Task directions:
Your reply should be one number: how many lines of the material contain the word "ByLayer".
Top of Provided material
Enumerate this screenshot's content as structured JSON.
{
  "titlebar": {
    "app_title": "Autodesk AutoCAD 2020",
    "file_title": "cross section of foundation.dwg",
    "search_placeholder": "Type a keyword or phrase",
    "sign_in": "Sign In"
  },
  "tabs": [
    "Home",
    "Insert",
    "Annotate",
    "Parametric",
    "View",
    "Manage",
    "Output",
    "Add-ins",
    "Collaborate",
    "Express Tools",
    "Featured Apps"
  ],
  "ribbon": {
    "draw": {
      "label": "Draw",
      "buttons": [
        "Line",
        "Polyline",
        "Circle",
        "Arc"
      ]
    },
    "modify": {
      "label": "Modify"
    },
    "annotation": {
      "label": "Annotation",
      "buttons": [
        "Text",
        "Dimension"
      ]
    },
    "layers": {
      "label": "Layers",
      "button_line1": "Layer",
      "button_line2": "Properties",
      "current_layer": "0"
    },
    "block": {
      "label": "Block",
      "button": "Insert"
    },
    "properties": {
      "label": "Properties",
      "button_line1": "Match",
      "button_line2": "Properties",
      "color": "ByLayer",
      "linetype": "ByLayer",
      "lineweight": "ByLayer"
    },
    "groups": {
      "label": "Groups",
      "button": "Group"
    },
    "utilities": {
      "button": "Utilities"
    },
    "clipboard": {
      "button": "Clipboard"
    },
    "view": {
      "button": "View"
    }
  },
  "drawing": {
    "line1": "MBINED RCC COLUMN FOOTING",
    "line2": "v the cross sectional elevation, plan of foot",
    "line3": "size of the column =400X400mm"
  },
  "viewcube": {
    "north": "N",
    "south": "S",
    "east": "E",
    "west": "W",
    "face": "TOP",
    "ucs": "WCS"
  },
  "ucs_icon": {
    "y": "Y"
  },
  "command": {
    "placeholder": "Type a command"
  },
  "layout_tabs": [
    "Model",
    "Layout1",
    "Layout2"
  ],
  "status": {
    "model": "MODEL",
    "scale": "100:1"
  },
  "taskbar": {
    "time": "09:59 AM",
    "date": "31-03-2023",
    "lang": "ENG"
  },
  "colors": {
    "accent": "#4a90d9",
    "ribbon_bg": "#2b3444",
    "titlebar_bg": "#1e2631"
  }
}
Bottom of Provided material
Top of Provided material
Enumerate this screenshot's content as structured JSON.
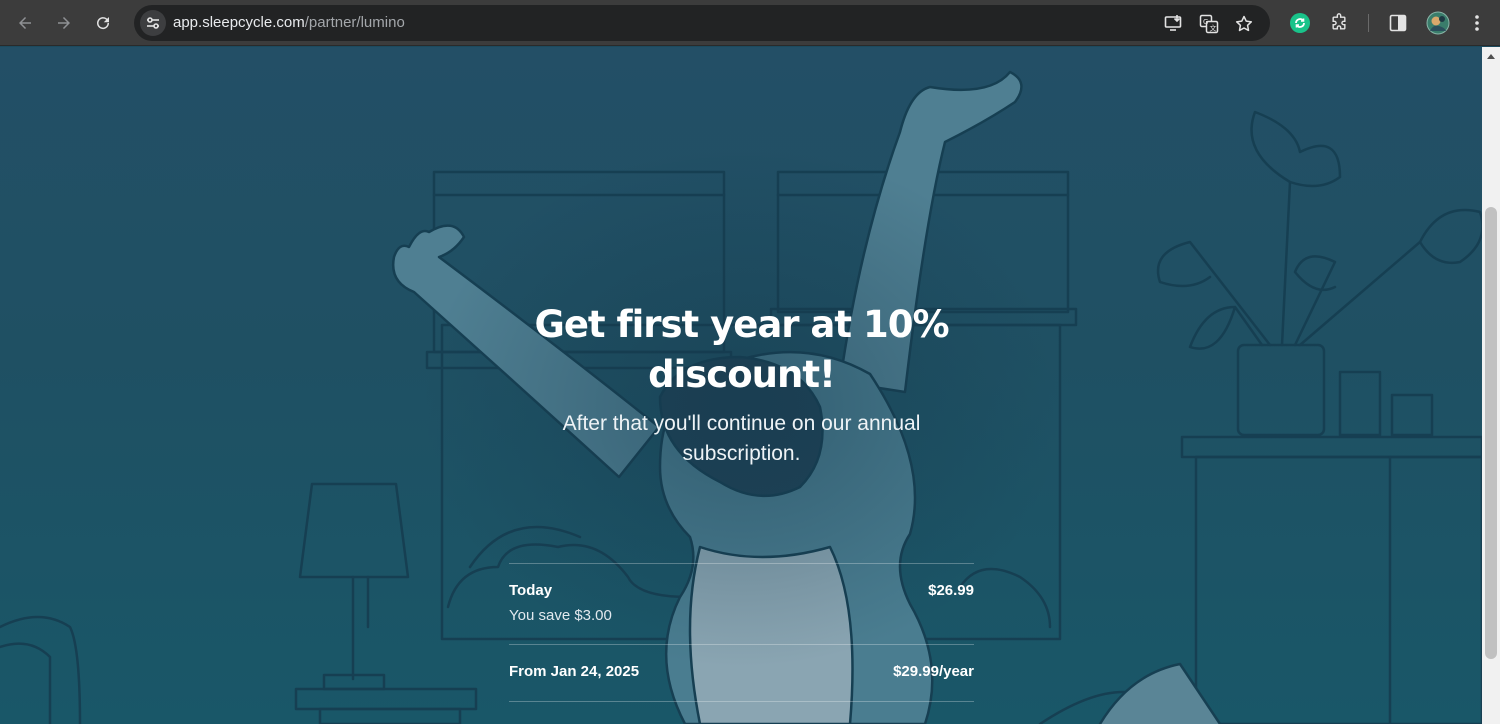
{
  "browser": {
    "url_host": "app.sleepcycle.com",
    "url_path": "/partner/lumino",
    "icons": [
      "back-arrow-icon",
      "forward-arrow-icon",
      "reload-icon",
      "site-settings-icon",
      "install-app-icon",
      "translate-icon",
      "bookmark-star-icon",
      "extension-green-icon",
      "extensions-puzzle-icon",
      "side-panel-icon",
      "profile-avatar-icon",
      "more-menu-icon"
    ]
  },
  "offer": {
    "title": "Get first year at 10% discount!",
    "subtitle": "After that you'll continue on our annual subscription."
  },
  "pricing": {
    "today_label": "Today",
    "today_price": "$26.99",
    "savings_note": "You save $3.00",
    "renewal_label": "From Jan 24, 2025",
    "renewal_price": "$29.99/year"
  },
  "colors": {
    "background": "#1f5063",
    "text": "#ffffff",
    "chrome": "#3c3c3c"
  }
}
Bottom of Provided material
Output of the exercise:
3